The player who won the auction leads to the first trick. In turn, players play a card to the trick and must follow suit if they can; otherwise may play any card. A trick is won by the highest tarneeb (trump) in it, if any. If there are no tarneebs in the trick, the highest card of the suit led wins it. The winner of a trick leads to the next.

In some regions, the declarer must start the first trick with his declared tarneeb suit.


Once all thirteen tricks are played, the scores of the two sides are calculated by adding the tricks each side has won. If the declaring side takes at least the number of tricks bid, then they score the number of tricks they have, otherwise, the bid is subtracted from their score and the opposing team scores the number of tricks they collected themselves.
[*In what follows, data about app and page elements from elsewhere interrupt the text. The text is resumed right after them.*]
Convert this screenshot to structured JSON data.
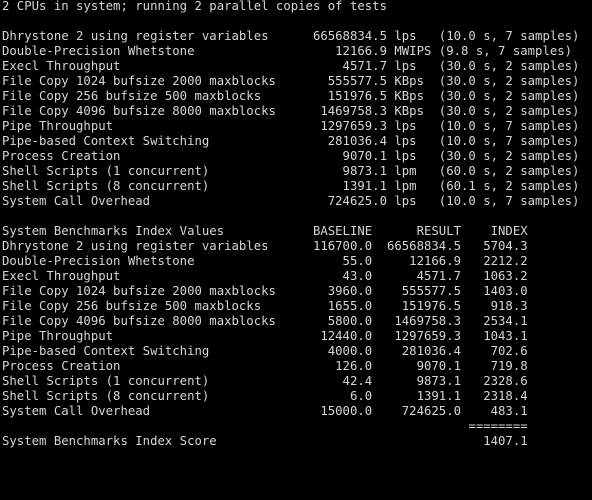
{
  "terminal": {
    "background_color": "#000000",
    "text_color": "#d6d6d6",
    "columns": 80,
    "header_line": "2 CPUs in system; running 2 parallel copies of tests"
  },
  "benchmark_results": {
    "name_column_width": 40,
    "value_column_end": 53,
    "unit_column_start": 54,
    "timing_column_start": 60,
    "rows": [
      {
        "name": "Dhrystone 2 using register variables",
        "value": "66568834.5",
        "unit": "lps",
        "timing": "(10.0 s, 7 samples)"
      },
      {
        "name": "Double-Precision Whetstone",
        "value": "12166.9",
        "unit": "MWIPS",
        "timing": "(9.8 s, 7 samples)"
      },
      {
        "name": "Execl Throughput",
        "value": "4571.7",
        "unit": "lps",
        "timing": "(30.0 s, 2 samples)"
      },
      {
        "name": "File Copy 1024 bufsize 2000 maxblocks",
        "value": "555577.5",
        "unit": "KBps",
        "timing": "(30.0 s, 2 samples)"
      },
      {
        "name": "File Copy 256 bufsize 500 maxblocks",
        "value": "151976.5",
        "unit": "KBps",
        "timing": "(30.0 s, 2 samples)"
      },
      {
        "name": "File Copy 4096 bufsize 8000 maxblocks",
        "value": "1469758.3",
        "unit": "KBps",
        "timing": "(30.0 s, 2 samples)"
      },
      {
        "name": "Pipe Throughput",
        "value": "1297659.3",
        "unit": "lps",
        "timing": "(10.0 s, 7 samples)"
      },
      {
        "name": "Pipe-based Context Switching",
        "value": "281036.4",
        "unit": "lps",
        "timing": "(10.0 s, 7 samples)"
      },
      {
        "name": "Process Creation",
        "value": "9070.1",
        "unit": "lps",
        "timing": "(30.0 s, 2 samples)"
      },
      {
        "name": "Shell Scripts (1 concurrent)",
        "value": "9873.1",
        "unit": "lpm",
        "timing": "(60.0 s, 2 samples)"
      },
      {
        "name": "Shell Scripts (8 concurrent)",
        "value": "1391.1",
        "unit": "lpm",
        "timing": "(60.1 s, 2 samples)"
      },
      {
        "name": "System Call Overhead",
        "value": "724625.0",
        "unit": "lps",
        "timing": "(10.0 s, 7 samples)"
      }
    ]
  },
  "index_values": {
    "title": "System Benchmarks Index Values",
    "headers": {
      "baseline": "BASELINE",
      "result": "RESULT",
      "index": "INDEX"
    },
    "rows": [
      {
        "name": "Dhrystone 2 using register variables",
        "baseline": "116700.0",
        "result": "66568834.5",
        "index": "5704.3"
      },
      {
        "name": "Double-Precision Whetstone",
        "baseline": "55.0",
        "result": "12166.9",
        "index": "2212.2"
      },
      {
        "name": "Execl Throughput",
        "baseline": "43.0",
        "result": "4571.7",
        "index": "1063.2"
      },
      {
        "name": "File Copy 1024 bufsize 2000 maxblocks",
        "baseline": "3960.0",
        "result": "555577.5",
        "index": "1403.0"
      },
      {
        "name": "File Copy 256 bufsize 500 maxblocks",
        "baseline": "1655.0",
        "result": "151976.5",
        "index": "918.3"
      },
      {
        "name": "File Copy 4096 bufsize 8000 maxblocks",
        "baseline": "5800.0",
        "result": "1469758.3",
        "index": "2534.1"
      },
      {
        "name": "Pipe Throughput",
        "baseline": "12440.0",
        "result": "1297659.3",
        "index": "1043.1"
      },
      {
        "name": "Pipe-based Context Switching",
        "baseline": "4000.0",
        "result": "281036.4",
        "index": "702.6"
      },
      {
        "name": "Process Creation",
        "baseline": "126.0",
        "result": "9070.1",
        "index": "719.8"
      },
      {
        "name": "Shell Scripts (1 concurrent)",
        "baseline": "42.4",
        "result": "9873.1",
        "index": "2328.6"
      },
      {
        "name": "Shell Scripts (8 concurrent)",
        "baseline": "6.0",
        "result": "1391.1",
        "index": "2318.4"
      },
      {
        "name": "System Call Overhead",
        "baseline": "15000.0",
        "result": "724625.0",
        "index": "483.1"
      }
    ],
    "separator": "========",
    "score_label": "System Benchmarks Index Score",
    "score_value": "1407.1"
  }
}
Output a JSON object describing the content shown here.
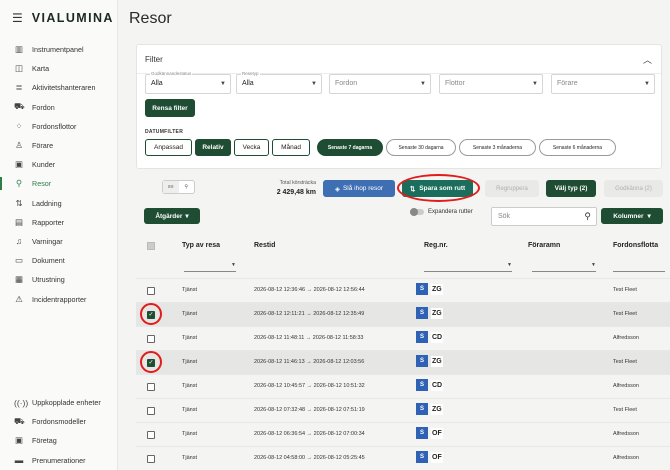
{
  "brand": {
    "name": "VIALUMINA",
    "menu_icon": "hamburger-icon"
  },
  "sidebar": {
    "items": [
      {
        "label": "Instrumentpanel",
        "icon": "chart-icon",
        "glyph": "▥"
      },
      {
        "label": "Karta",
        "icon": "map-icon",
        "glyph": "◫"
      },
      {
        "label": "Aktivitetshanteraren",
        "icon": "list-icon",
        "glyph": "≣"
      },
      {
        "label": "Fordon",
        "icon": "truck-icon",
        "glyph": "⛟"
      },
      {
        "label": "Fordonsflottor",
        "icon": "fleet-icon",
        "glyph": "⁘"
      },
      {
        "label": "Förare",
        "icon": "person-icon",
        "glyph": "♙"
      },
      {
        "label": "Kunder",
        "icon": "customer-icon",
        "glyph": "▣"
      },
      {
        "label": "Resor",
        "icon": "route-pin-icon",
        "glyph": "⚲"
      },
      {
        "label": "Laddning",
        "icon": "charging-icon",
        "glyph": "⇅"
      },
      {
        "label": "Rapporter",
        "icon": "report-icon",
        "glyph": "▤"
      },
      {
        "label": "Varningar",
        "icon": "bell-icon",
        "glyph": "♫"
      },
      {
        "label": "Dokument",
        "icon": "folder-icon",
        "glyph": "▭"
      },
      {
        "label": "Utrustning",
        "icon": "equipment-icon",
        "glyph": "▦"
      },
      {
        "label": "Incidentrapporter",
        "icon": "warning-icon",
        "glyph": "⚠"
      }
    ],
    "active_index": 7,
    "bottom_items": [
      {
        "label": "Uppkopplade enheter",
        "icon": "signal-icon",
        "glyph": "((·))"
      },
      {
        "label": "Fordonsmodeller",
        "icon": "car-model-icon",
        "glyph": "⛟"
      },
      {
        "label": "Företag",
        "icon": "building-icon",
        "glyph": "▣"
      },
      {
        "label": "Prenumerationer",
        "icon": "subscription-icon",
        "glyph": "▬"
      }
    ]
  },
  "page": {
    "title": "Resor"
  },
  "filter": {
    "heading": "Filter",
    "selects": [
      {
        "label": "Godkännandestatus",
        "value": "Alla"
      },
      {
        "label": "Resetyp",
        "value": "Alla"
      },
      {
        "label": "",
        "value": "Fordon"
      },
      {
        "label": "",
        "value": "Flottor"
      },
      {
        "label": "",
        "value": "Förare"
      }
    ],
    "clear_button": "Rensa filter",
    "date_filter_label": "DATUMFILTER",
    "modes": [
      "Anpassad",
      "Relativ",
      "Vecka",
      "Månad"
    ],
    "active_mode": "Relativ",
    "ranges": [
      "Senaste 7 dagarna",
      "Senaste 30 dagarna",
      "Senaste 3 månaderna",
      "Senaste 6 månaderna"
    ],
    "active_range": "Senaste 7 dagarna"
  },
  "toolbar": {
    "view_toggle": [
      "≡≡",
      "⚲"
    ],
    "total_distance_label": "Total körsträcka",
    "total_distance_value": "2 429,48 km",
    "merge_button": "Slå ihop resor",
    "save_route_button": "Spara som rutt",
    "regroup_button": "Regruppera",
    "choose_type_button": "Välj typ (2)",
    "approve_button": "Godkänna (2)",
    "actions_button": "Åtgärder",
    "expand_routes_label": "Expandera rutter",
    "search_placeholder": "Sök",
    "columns_button": "Kolumner"
  },
  "table": {
    "headers": [
      "Typ av resa",
      "Restid",
      "Reg.nr.",
      "Föraramn",
      "Fordonsflotta"
    ],
    "rows": [
      {
        "type": "Tjänst",
        "time": "2026-08-12 12:36:46 → 2026-08-12 12:56:44",
        "country": "S",
        "plate": "ZG",
        "driver": "",
        "fleet": "Test Fleet",
        "checked": false
      },
      {
        "type": "Tjänst",
        "time": "2026-08-12 12:11:21 → 2026-08-12 12:35:49",
        "country": "S",
        "plate": "ZG",
        "driver": "",
        "fleet": "Test Fleet",
        "checked": true
      },
      {
        "type": "Tjänst",
        "time": "2026-08-12 11:48:11 → 2026-08-12 11:58:33",
        "country": "S",
        "plate": "CD",
        "driver": "",
        "fleet": "Alfredsson",
        "checked": false
      },
      {
        "type": "Tjänst",
        "time": "2026-08-12 11:46:13 → 2026-08-12 12:03:56",
        "country": "S",
        "plate": "ZG",
        "driver": "",
        "fleet": "Test Fleet",
        "checked": true
      },
      {
        "type": "Tjänst",
        "time": "2026-08-12 10:45:57 → 2026-08-12 10:51:32",
        "country": "S",
        "plate": "CD",
        "driver": "",
        "fleet": "Alfredsson",
        "checked": false
      },
      {
        "type": "Tjänst",
        "time": "2026-08-12 07:32:48 → 2026-08-12 07:51:19",
        "country": "S",
        "plate": "ZG",
        "driver": "",
        "fleet": "Test Fleet",
        "checked": false
      },
      {
        "type": "Tjänst",
        "time": "2026-08-12 06:36:54 → 2026-08-12 07:00:34",
        "country": "S",
        "plate": "OF",
        "driver": "",
        "fleet": "Alfredsson",
        "checked": false
      },
      {
        "type": "Tjänst",
        "time": "2026-08-12 04:58:00 → 2026-08-12 05:25:45",
        "country": "S",
        "plate": "OF",
        "driver": "",
        "fleet": "Alfredsson",
        "checked": false
      }
    ]
  },
  "colors": {
    "primary": "#1e4d33",
    "teal": "#1c6e5c",
    "blue": "#3f6fb3",
    "annotation": "#e21b1b",
    "active_nav": "#2e7d4a"
  }
}
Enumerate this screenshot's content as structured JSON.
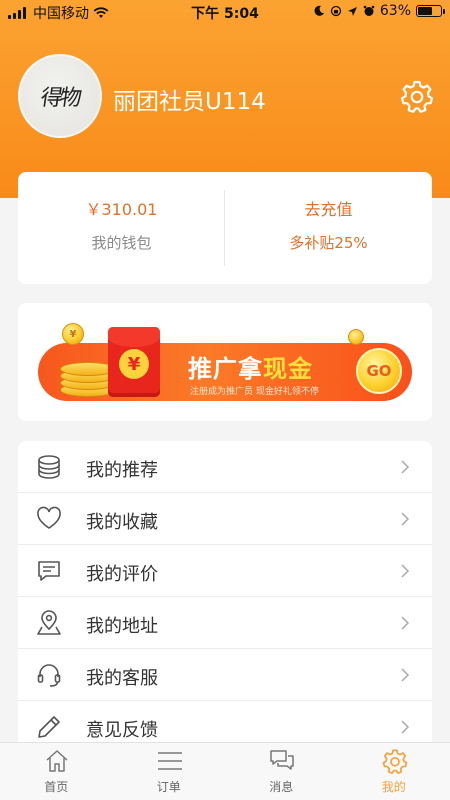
{
  "status_bar": {
    "carrier": "中国移动",
    "time": "下午 5:04",
    "battery": "63%",
    "battery_level": 0.63
  },
  "profile": {
    "username": "丽团社员U114",
    "settings_icon": "gear-icon"
  },
  "wallet": {
    "balance": "￥310.01",
    "balance_label": "我的钱包",
    "recharge_label": "去充值",
    "recharge_bonus": "多补贴25%"
  },
  "promo": {
    "title_main": "推广拿",
    "title_highlight": "现金",
    "subtitle": "注册成为推广员   现金好礼领不停",
    "go_label": "GO",
    "yen_symbol": "¥"
  },
  "menu": {
    "items": [
      {
        "label": "我的推荐",
        "icon": "coins-icon"
      },
      {
        "label": "我的收藏",
        "icon": "heart-icon"
      },
      {
        "label": "我的评价",
        "icon": "comment-icon"
      },
      {
        "label": "我的地址",
        "icon": "location-icon"
      },
      {
        "label": "我的客服",
        "icon": "headset-icon"
      },
      {
        "label": "意见反馈",
        "icon": "pencil-icon"
      }
    ]
  },
  "tabbar": {
    "tabs": [
      {
        "label": "首页",
        "icon": "home-icon",
        "active": false
      },
      {
        "label": "订单",
        "icon": "list-icon",
        "active": false
      },
      {
        "label": "消息",
        "icon": "message-icon",
        "active": false
      },
      {
        "label": "我的",
        "icon": "gear-icon",
        "active": true
      }
    ]
  },
  "colors": {
    "header_orange": "#f98a18",
    "accent_orange": "#e2712a",
    "tab_active": "#f7a03a"
  }
}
It is possible, therefore, to have a negative score. The set ends when one team reaches forty-one (41) and the losing team is replaced for the next set.

A team can also win the game by either making a set of 13 tricks.

Scoring variations[edit]

  • In some regions, a set ends when a team reaches 31 or 61 rather than 41.
  • A team can not win if 13 tricks are won if a lower bet was offered (in Falamanki Dubai as per Mr. Rabih)
  • A team can not win if their current score is below 0

Game strategies[edit]

  • Keep tarneeb count: Every player should know how many tarneebs are out and how many are left at any point in the game. This is most crucial for the declarer who should always know how many tarneebs are out.
  • Tashleeh (تشليح tashlīḥ): If you are the declarer, try to eliminate as many tarneebs from the game as possible.
  • Ta'leem (تعليم taʿlīm): If your partner is the declarer and you run out of tarneebs, signal to your partner what suit you want him to follow on the next trick by using a low card of that suit.
  • Hints: If you want your partner to return the same suit on the next turn, slam the card on the table as you play. Note that this practice is not allowed in some areas and generally frowned upon as not very professional behavior.
  • Na'f: When you finish a suit, throw the last card with a (flick) which hints your partner. This also is not always allowed.
  • Second lowest/third highest: for any trick, a good rule of thumb is for the second player to use the lowest card, and the third player to use the highest card.

See also[edit]


  1. ^ Hugh Miles, Playing Cards in Cairo, pg. 1, Abacus Software (2008) ISBN 0-349-11979-1

External links[edit]